This created an almost homogenous picture of the Rubik's Cube, which nevertheless looked strange, as if it were opened up on itself. The picture portrayed the Cube from a perspective that was situated in a circle around the object. The circular perspective of the image was how-ever purely arbitrary. Every other line would potentially create a new picture, a new perspective of the Cube. The composite image becomes more homogenous, the more the photographs and the narrower the width of the photo strips.

A strip camera completes the transition to the homogenous Rundum Photo. Here, the film is pulled steadily along a fixed exposure slit. It functions like a scanner, with which the surround-ings are recorded through the movement of the apparatus. Though the resulting image on the filmstrip is static, it contains the movement of the camera during the recording. In viewing this, the Self of the observer is set in motion. (This functions especially when the observer is informed as to the nature of the reproduction, when he understands the image not only aesthetically as a strange deformation of a photograph, but on a technical level as well. That the observer identify himself with the recording apparatus is obviously a requirement for the transfer of reality onto the media of the image.) The slit camera is a recording apparatus of motion, not only of the movement of the camera, but also of the moving objects in front of the camera's lens. If the camera is posed before an unmoving background, it reveals even, horizontal lines on the film. A picture ensues only through the movement  of an object.

What results is a photographic diagram of movements. Fast objects are compressed, slow ones elongated. The images may seem to be very much like a panoramic photograph, yet the principle is different. It is as if the observer would perceive the world through a crack in a door, along which things pass by. In an instant he can see the movements of an interval of time and thereby experiences herself in that moment in motion. The Self is thereby extended, spatially and temporally. The vertical axis of the Rundum picture corresponds to a realistic reproduction of the space. The horizontal axis of the picture, on the other hand, represents time and space, that is, motion.

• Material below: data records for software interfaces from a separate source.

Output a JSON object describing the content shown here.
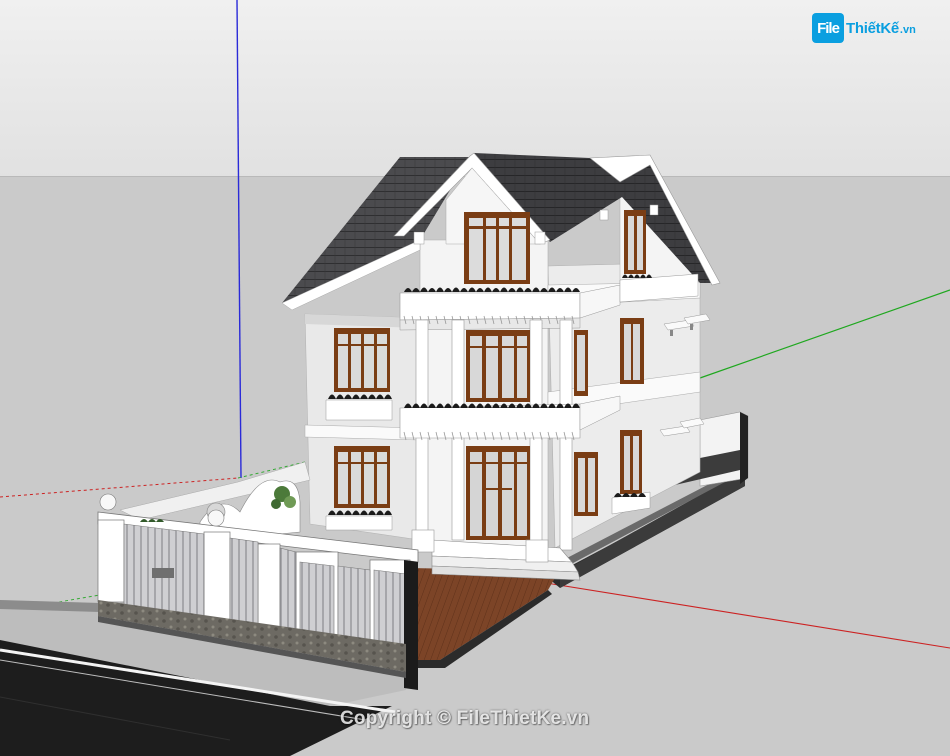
{
  "watermark": {
    "logo_mark": "File",
    "logo_word": "ThiếtKế",
    "logo_tld": ".vn",
    "copyright": "Copyright © FileThietKe.vn"
  },
  "viewport": {
    "sky_color": "#e6e6e6",
    "ground_color": "#c9c9c9",
    "axis_blue": "#2626d6",
    "axis_green": "#1ea31e",
    "axis_red": "#d42020",
    "roof_color": "#4a4a4d",
    "wall_color": "#f2f2f2",
    "window_frame_color": "#7a3e14",
    "driveway_color": "#7a4326",
    "road_color": "#1c1c1c"
  },
  "scene": {
    "model_icon": "house-3d-model"
  }
}
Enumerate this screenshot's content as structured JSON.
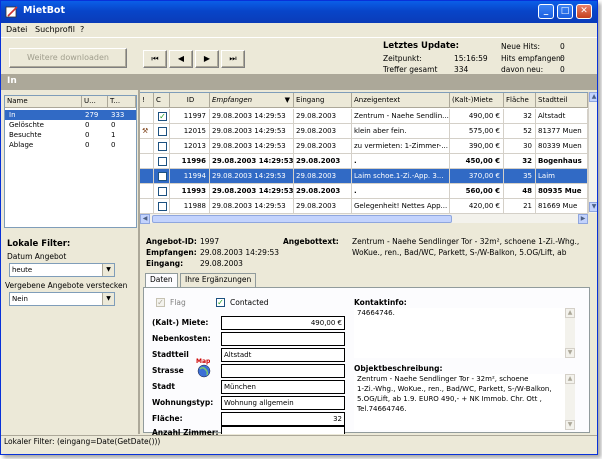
{
  "window": {
    "title": "MietBot"
  },
  "menu": [
    "Datei",
    "Suchprofil",
    "?"
  ],
  "toolbar": {
    "download_label": "Weitere downloaden",
    "nav": [
      "⏮",
      "◀",
      "▶",
      "⏭"
    ]
  },
  "update": {
    "title": "Letztes Update:",
    "time_label": "Zeitpunkt:",
    "time_value": "15:16:59",
    "total_label": "Treffer gesamt",
    "total_value": "334",
    "newhits_label": "Neue Hits:",
    "newhits_value": "0",
    "hitsrecv_label": "Hits empfangen:",
    "hitsrecv_value": "0",
    "newof_label": "davon neu:",
    "newof_value": "0"
  },
  "band": {
    "label": "In"
  },
  "folders": {
    "headers": [
      "Name",
      "U...",
      "T..."
    ],
    "rows": [
      {
        "name": "In",
        "u": "279",
        "t": "333"
      },
      {
        "name": "Gelöschte",
        "u": "0",
        "t": "0"
      },
      {
        "name": "Besuchte",
        "u": "0",
        "t": "1"
      },
      {
        "name": "Ablage",
        "u": "0",
        "t": "0"
      }
    ]
  },
  "filter": {
    "title": "Lokale Filter:",
    "date_label": "Datum Angebot",
    "date_value": "heute",
    "hide_label": "Vergebene Angebote verstecken",
    "hide_value": "Nein"
  },
  "grid": {
    "headers": [
      "!",
      "C",
      "ID",
      "Empfangen",
      "Eingang",
      "Anzeigentext",
      "(Kalt-)Miete",
      "Fläche",
      "Stadtteil"
    ],
    "rows": [
      {
        "flag": "",
        "checked": true,
        "id": "11997",
        "recv": "29.08.2003 14:29:53",
        "in": "29.08.2003",
        "text": "Zentrum - Naehe Sendlin...",
        "rent": "490,00 €",
        "area": "32",
        "district": "Altstadt",
        "bold": false,
        "sel": false
      },
      {
        "flag": "",
        "checked": false,
        "id": "12015",
        "recv": "29.08.2003 14:29:53",
        "in": "29.08.2003",
        "text": "klein aber fein.",
        "rent": "575,00 €",
        "area": "52",
        "district": "81377 Muen",
        "bold": false,
        "sel": false
      },
      {
        "flag": "",
        "checked": false,
        "id": "12013",
        "recv": "29.08.2003 14:29:53",
        "in": "29.08.2003",
        "text": "zu vermieten: 1-Zimmer-...",
        "rent": "390,00 €",
        "area": "30",
        "district": "80339 Muen",
        "bold": false,
        "sel": false
      },
      {
        "flag": "",
        "checked": false,
        "id": "11996",
        "recv": "29.08.2003 14:29:53",
        "in": "29.08.2003",
        "text": ".",
        "rent": "450,00 €",
        "area": "32",
        "district": "Bogenhaus",
        "bold": true,
        "sel": false
      },
      {
        "flag": "",
        "checked": false,
        "id": "11994",
        "recv": "29.08.2003 14:29:53",
        "in": "29.08.2003",
        "text": "Laim schoe.1-Zi.-App. 3...",
        "rent": "370,00 €",
        "area": "35",
        "district": "Laim",
        "bold": false,
        "sel": true
      },
      {
        "flag": "",
        "checked": false,
        "id": "11993",
        "recv": "29.08.2003 14:29:53",
        "in": "29.08.2003",
        "text": ".",
        "rent": "560,00 €",
        "area": "48",
        "district": "80935 Mue",
        "bold": true,
        "sel": false
      },
      {
        "flag": "",
        "checked": false,
        "id": "11988",
        "recv": "29.08.2003 14:29:53",
        "in": "29.08.2003",
        "text": "Gelegenheit! Nettes App...",
        "rent": "420,00 €",
        "area": "21",
        "district": "81669 Mue",
        "bold": false,
        "sel": false
      }
    ]
  },
  "detail": {
    "id_label": "Angebot-ID:",
    "id_value": "1997",
    "recv_label": "Empfangen:",
    "recv_value": "29.08.2003 14:29:53",
    "in_label": "Eingang:",
    "in_value": "29.08.2003",
    "text_label": "Angebottext:",
    "text_value_1": "Zentrum - Naehe Sendlinger Tor - 32m², schoene 1-Zi.-Whg.,",
    "text_value_2": "WoKue., ren., Bad/WC, Parkett, S-/W-Balkon, 5.OG/Lift, ab",
    "tabs": [
      "Daten",
      "Ihre Ergänzungen"
    ],
    "flag_label": "Flag",
    "contacted_label": "Contacted",
    "rent_label": "(Kalt-) Miete:",
    "rent_value": "490,00 €",
    "extra_label": "Nebenkosten:",
    "extra_value": "",
    "district_label": "Stadtteil",
    "district_value": "Altstadt",
    "street_label": "Strasse",
    "street_value": "",
    "map_label": "Map",
    "city_label": "Stadt",
    "city_value": "München",
    "type_label": "Wohnungstyp:",
    "type_value": "Wohnung allgemein",
    "area_label": "Fläche:",
    "area_value": "32",
    "rooms_label": "Anzahl Zimmer:",
    "rooms_value": "",
    "contact_label": "Kontaktinfo:",
    "contact_value": "74664746.",
    "desc_label": "Objektbeschreibung:",
    "desc_lines": [
      "Zentrum - Naehe Sendlinger Tor - 32m², schoene",
      "1-Zi.-Whg., WoKue., ren., Bad/WC, Parkett, S-/W-Balkon,",
      "5.OG/Lift, ab 1.9. EURO 490,- + NK Immob. Chr. Ott ,",
      "Tel.74664746."
    ]
  },
  "status": {
    "text": "Lokaler Filter: (eingang=Date(GetDate()))"
  }
}
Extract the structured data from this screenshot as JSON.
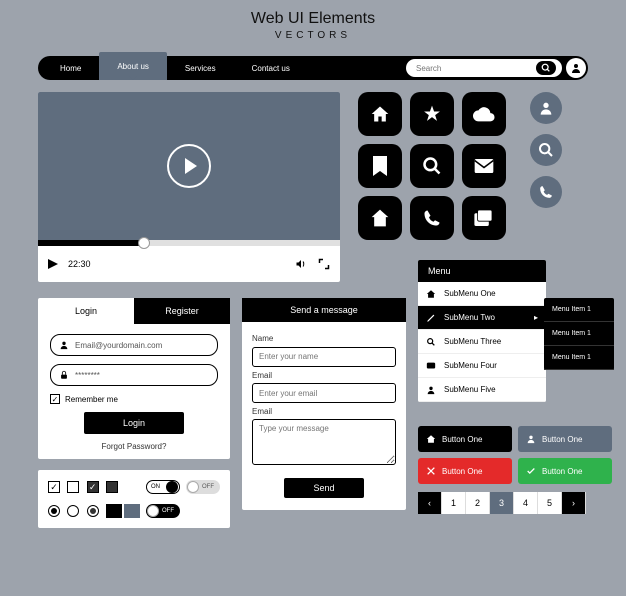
{
  "header": {
    "title": "Web UI Elements",
    "subtitle": "VECTORS"
  },
  "nav": {
    "items": [
      "Home",
      "About us",
      "Services",
      "Contact us"
    ],
    "active": 1,
    "search_placeholder": "Search"
  },
  "video": {
    "time": "22:30"
  },
  "auth": {
    "tab_login": "Login",
    "tab_register": "Register",
    "email_placeholder": "Email@yourdomain.com",
    "password_placeholder": "********",
    "remember": "Remember me",
    "login_btn": "Login",
    "forgot": "Forgot Password?"
  },
  "contact": {
    "title": "Send a message",
    "name_lbl": "Name",
    "name_ph": "Enter your name",
    "email_lbl": "Email",
    "email_ph": "Enter your email",
    "msg_lbl": "Email",
    "msg_ph": "Type your message",
    "send": "Send"
  },
  "menu": {
    "title": "Menu",
    "items": [
      "SubMenu One",
      "SubMenu Two",
      "SubMenu Three",
      "SubMenu Four",
      "SubMenu Five"
    ],
    "active": 1,
    "flyout": [
      "Menu Item 1",
      "Menu Item 1",
      "Menu Item 1"
    ]
  },
  "buttons": {
    "label": "Button One"
  },
  "pager": {
    "pages": [
      "1",
      "2",
      "3",
      "4",
      "5"
    ],
    "active": 2
  },
  "toggles": {
    "on": "ON",
    "off": "OFF"
  },
  "icons": {
    "grid": [
      "home-icon",
      "star-icon",
      "cloud-icon",
      "bookmark-icon",
      "search-icon",
      "mail-icon",
      "house-icon",
      "phone-icon",
      "windows-icon"
    ],
    "circles": [
      "person-icon",
      "search-icon",
      "phone-icon"
    ]
  }
}
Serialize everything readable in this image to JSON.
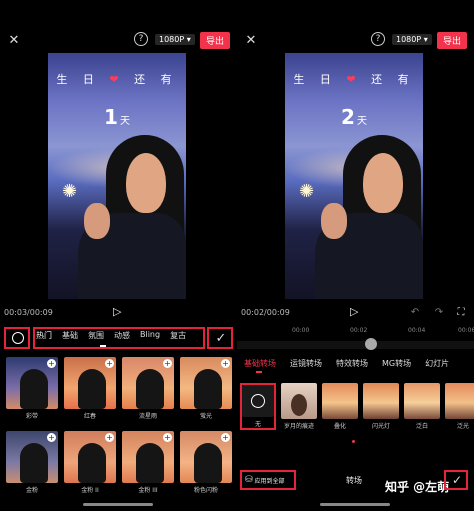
{
  "left": {
    "resolution": "1080P",
    "export_label": "导出",
    "video_title": "生 日",
    "video_title_after": "还 有",
    "video_day": "1",
    "video_day_unit": "天",
    "time": "00:03/00:09",
    "tabs": [
      "热门",
      "基础",
      "氛围",
      "动感",
      "Bling",
      "复古"
    ],
    "filters": [
      {
        "label": "彩带"
      },
      {
        "label": "红春"
      },
      {
        "label": "流星雨"
      },
      {
        "label": "萤光"
      },
      {
        "label": "金粉"
      },
      {
        "label": "金粉 II"
      },
      {
        "label": "金粉 III"
      },
      {
        "label": "粉色闪粉"
      }
    ]
  },
  "right": {
    "resolution": "1080P",
    "export_label": "导出",
    "video_title": "生 日",
    "video_title_after": "还 有",
    "video_day": "2",
    "video_day_unit": "天",
    "time": "00:02/00:09",
    "scrub_marks": [
      "00:00",
      "00:02",
      "00:04",
      "00:06"
    ],
    "tabs": [
      "基础转场",
      "运镜转场",
      "特效转场",
      "MG转场",
      "幻灯片"
    ],
    "transitions": [
      "无",
      "岁月的痕迹",
      "叠化",
      "闪光灯",
      "泛白",
      "泛光"
    ],
    "apply_all_label": "应用到全部",
    "bottom_title": "转场"
  },
  "watermark": "知乎 @左萌",
  "colors": {
    "accent": "#f3324b",
    "highlight_box": "#e3243b"
  }
}
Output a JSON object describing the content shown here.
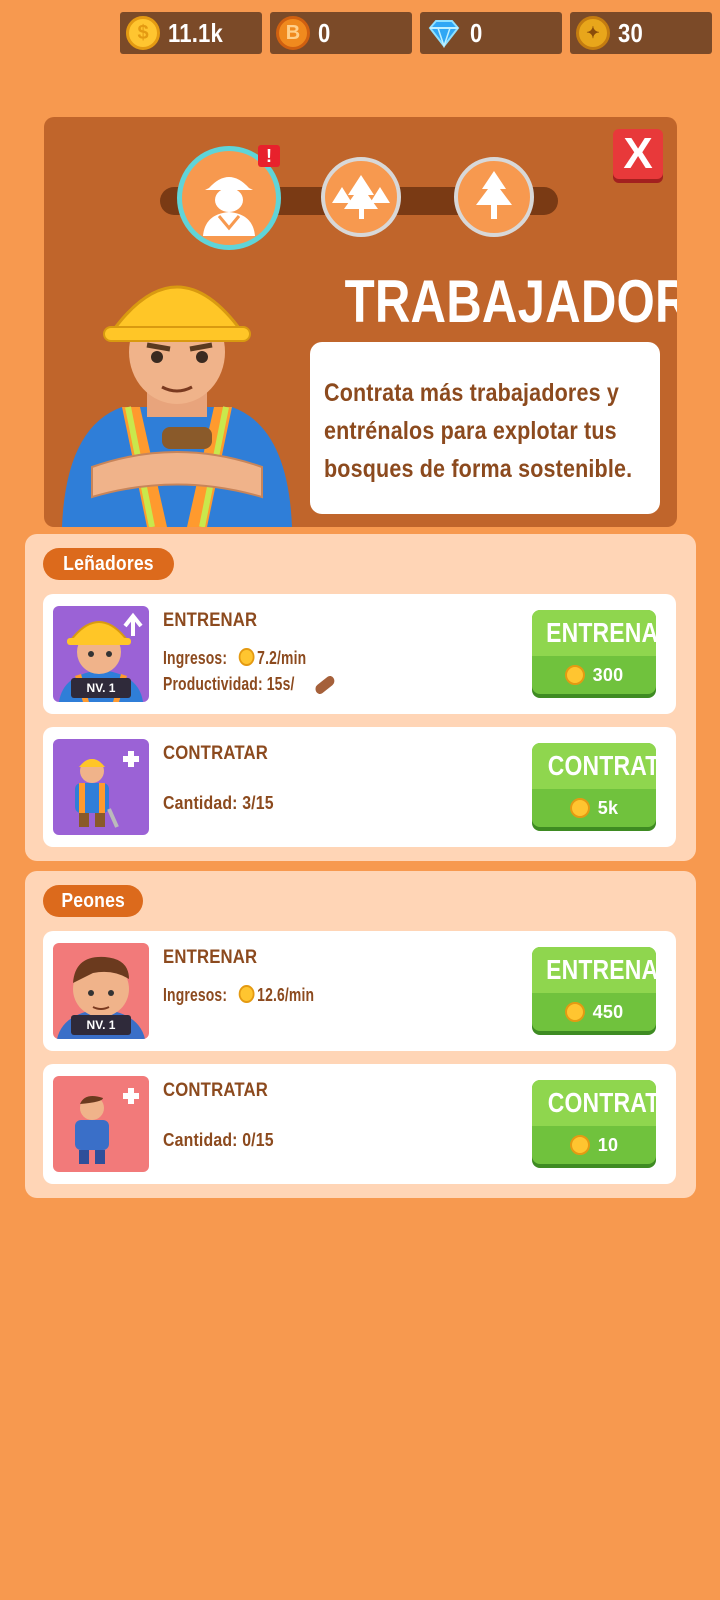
{
  "currency": [
    {
      "icon": "gold-coin-icon",
      "value": "11.1k"
    },
    {
      "icon": "bronze-coin-icon",
      "value": "0"
    },
    {
      "icon": "diamond-icon",
      "value": "0"
    },
    {
      "icon": "medal-icon",
      "value": "30"
    }
  ],
  "header": {
    "title": "TRABAJADORES",
    "description": [
      "Contrata más trabajadores y",
      "entrénalos para explotar tus",
      "bosques de forma sostenible."
    ],
    "close_label": "X",
    "alert": "!"
  },
  "sections": [
    {
      "label": "Leñadores",
      "train": {
        "title": "ENTRENAR",
        "level": "NV. 1",
        "income_label": "Ingresos:",
        "income": "7.2/min",
        "productivity": "Productividad: 15s/",
        "button": "ENTRENAR",
        "cost": "300"
      },
      "hire": {
        "title": "CONTRATAR",
        "quantity": "Cantidad: 3/15",
        "button": "CONTRATAR",
        "cost": "5k"
      }
    },
    {
      "label": "Peones",
      "train": {
        "title": "ENTRENAR",
        "level": "NV. 1",
        "income_label": "Ingresos:",
        "income": "12.6/min",
        "button": "ENTRENAR",
        "cost": "450"
      },
      "hire": {
        "title": "CONTRATAR",
        "quantity": "Cantidad: 0/15",
        "button": "CONTRATAR",
        "cost": "10"
      }
    }
  ],
  "colors": {
    "background": "#f7994f",
    "panel": "#c0652b",
    "button_green": "#70c23d",
    "close_red": "#e8393a"
  }
}
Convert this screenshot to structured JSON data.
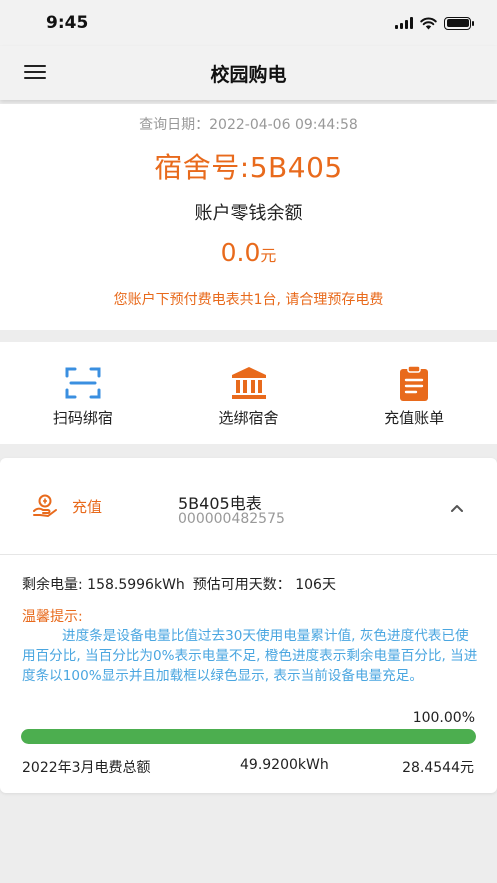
{
  "status_bar": {
    "time": "9:45"
  },
  "nav": {
    "title": "校园购电"
  },
  "summary": {
    "query_date": "查询日期：2022-04-06 09:44:58",
    "dorm": "宿舍号:5B405",
    "balance_label": "账户零钱余额",
    "balance_value": "0.0",
    "balance_unit": "元",
    "notice": "您账户下预付费电表共1台, 请合理预存电费"
  },
  "actions": [
    {
      "label": "扫码绑宿",
      "icon": "scan-icon"
    },
    {
      "label": "选绑宿舍",
      "icon": "building-icon"
    },
    {
      "label": "充值账单",
      "icon": "bill-icon"
    }
  ],
  "meter": {
    "recharge_label": "充值",
    "name": "5B405电表",
    "number": "000000482575",
    "usage_remaining": "剩余电量: 158.5996kWh",
    "usage_days": "预估可用天数： 106天",
    "tips_title": "温馨提示:",
    "tips_body": "进度条是设备电量比值过去30天使用电量累计值, 灰色进度代表已使用百分比, 当百分比为0%表示电量不足, 橙色进度表示剩余电量百分比, 当进度条以100%显示并且加载框以绿色显示, 表示当前设备电量充足。",
    "progress_label": "100.00%",
    "progress_fraction": 1.0,
    "bill_month": "2022年3月电费总额",
    "bill_kwh": "49.9200kWh",
    "bill_amount": "28.4544元"
  },
  "colors": {
    "accent_orange": "#e86a1c",
    "tip_blue": "#4aa6e0",
    "progress_green": "#4cae4f",
    "scan_blue": "#3a8fe0"
  }
}
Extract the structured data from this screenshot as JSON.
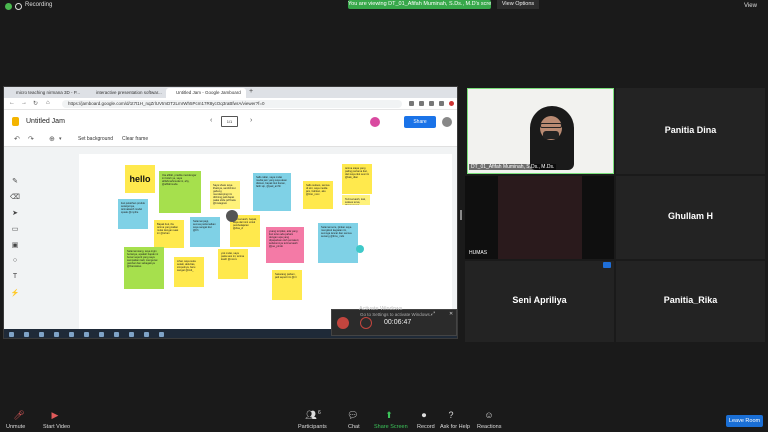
{
  "top": {
    "recording_label": "Recording",
    "banner": "You are viewing DT_01_Afifah Muminah, S.Ds., M.D's screen",
    "view_options": "View Options",
    "view": "View"
  },
  "browser": {
    "tabs": [
      "micro teaching nirmana 3D - P...",
      "interactive presentation softwar...",
      "Untitled Jam - Google Jamboard"
    ],
    "url": "https://jamboard.google.com/d/1t7t1H_nqZrlUVtmDT2LmrWh5Pcm17R8ycOq3raBfwrA/viewer?f=0"
  },
  "jamboard": {
    "title": "Untitled Jam",
    "frame_label": "1/1",
    "share": "Share",
    "set_background": "Set background",
    "clear_frame": "Clear frame",
    "notes": [
      {
        "text": "hello"
      },
      {
        "text": "Oia afifah, pradita mendengar ini boleh ya, saya afifahmahmuda ini, ahy, @afifahmuda"
      },
      {
        "text": "Saya share saya lihatnya, sambil ikut gabung mendampingi ini ditrining jadi dapat pakai slide pdf buku @instagram"
      },
      {
        "text": "hallo rafan, saya mulai media jam yang saya akan diskusi, bapak ikut ikutan, fatih sip, @pad_arrhh"
      },
      {
        "text": "hallo sukses, semua di sini, saya media jam, bahkan, aku @foto_xxxx"
      },
      {
        "text": "terima siapa yang paling pertama ikut, dari saya ikut sesi ini @kak_dian"
      },
      {
        "text": "ikut pelatihan produk selanjutnya, terimakasih model speak @mythe"
      },
      {
        "text": "Bapak ikut, ibu terima yang kalian mulai dengan saat ini @rehan"
      },
      {
        "text": "Selamat pagi, semua perkenalkan saya sangat ikut @hh"
      },
      {
        "text": "Terima kasih, bapak, saya dari sini untuk pembelajaran @dsa_cl"
      },
      {
        "text": "yuk mulai, saya pada sesi ini, terima kasih @xxxxx"
      },
      {
        "text": "Selamat siang, saya ingin bertanya, apakah bapak ini benar seperti yang saya sampaikan tadi, mengenai gambar dan sebagainya @fransiskus"
      },
      {
        "text": "Lihat, saya suka sekali, aktivitas, simpelnya, baru sangat @indi_"
      },
      {
        "text": "Sekarang paham, jadi seperti ini @rrr"
      },
      {
        "text": "yuang terpikat, ada yang ikut terus ada paham dengan apa yang dipaparkan oleh pemateri, sebelumnya terima kasih @jue_pindo"
      },
      {
        "text": "Selamat sore, ijinkan saya mengikuti kegiatan ini, semoga lancar dan semua senang @ibnu_mds"
      },
      {
        "text": "Terima kasih, kak, sukses terus, @ganggung"
      }
    ]
  },
  "recording": {
    "activate_title": "Activate Windows",
    "activate_sub": "Go to Settings to activate Windows.",
    "timer": "00:06:47"
  },
  "participants": [
    {
      "name": "DT_01_Afifah Muminah, S.Ds., M.Ds."
    },
    {
      "name": "Panitia Dina"
    },
    {
      "name": "HUMAS"
    },
    {
      "name": "Ghullam H"
    },
    {
      "name": "Seni Apriliya"
    },
    {
      "name": "Panitia_Rika"
    }
  ],
  "bottom": {
    "unmute": "Unmute",
    "start_video": "Start Video",
    "participants": "Participants",
    "participants_count": "6",
    "chat": "Chat",
    "share_screen": "Share Screen",
    "record": "Record",
    "ask_for_help": "Ask for Help",
    "reactions": "Reactions",
    "leave_room": "Leave Room"
  },
  "colors": {
    "share_green": "#37a84a",
    "leave_blue": "#1a6fd6",
    "jam_blue": "#1a73e8"
  }
}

These pictures are by no means pure strategies of reproduction. They correlate in a certain way to our perceptual experience. Our eyes perceive only through movement: be it the movement of objects in our line of vision; or the movement of our head, in order, for example to perceive a room; or the movement of our pupils, to identify an object.

Translation: Alica Kottmair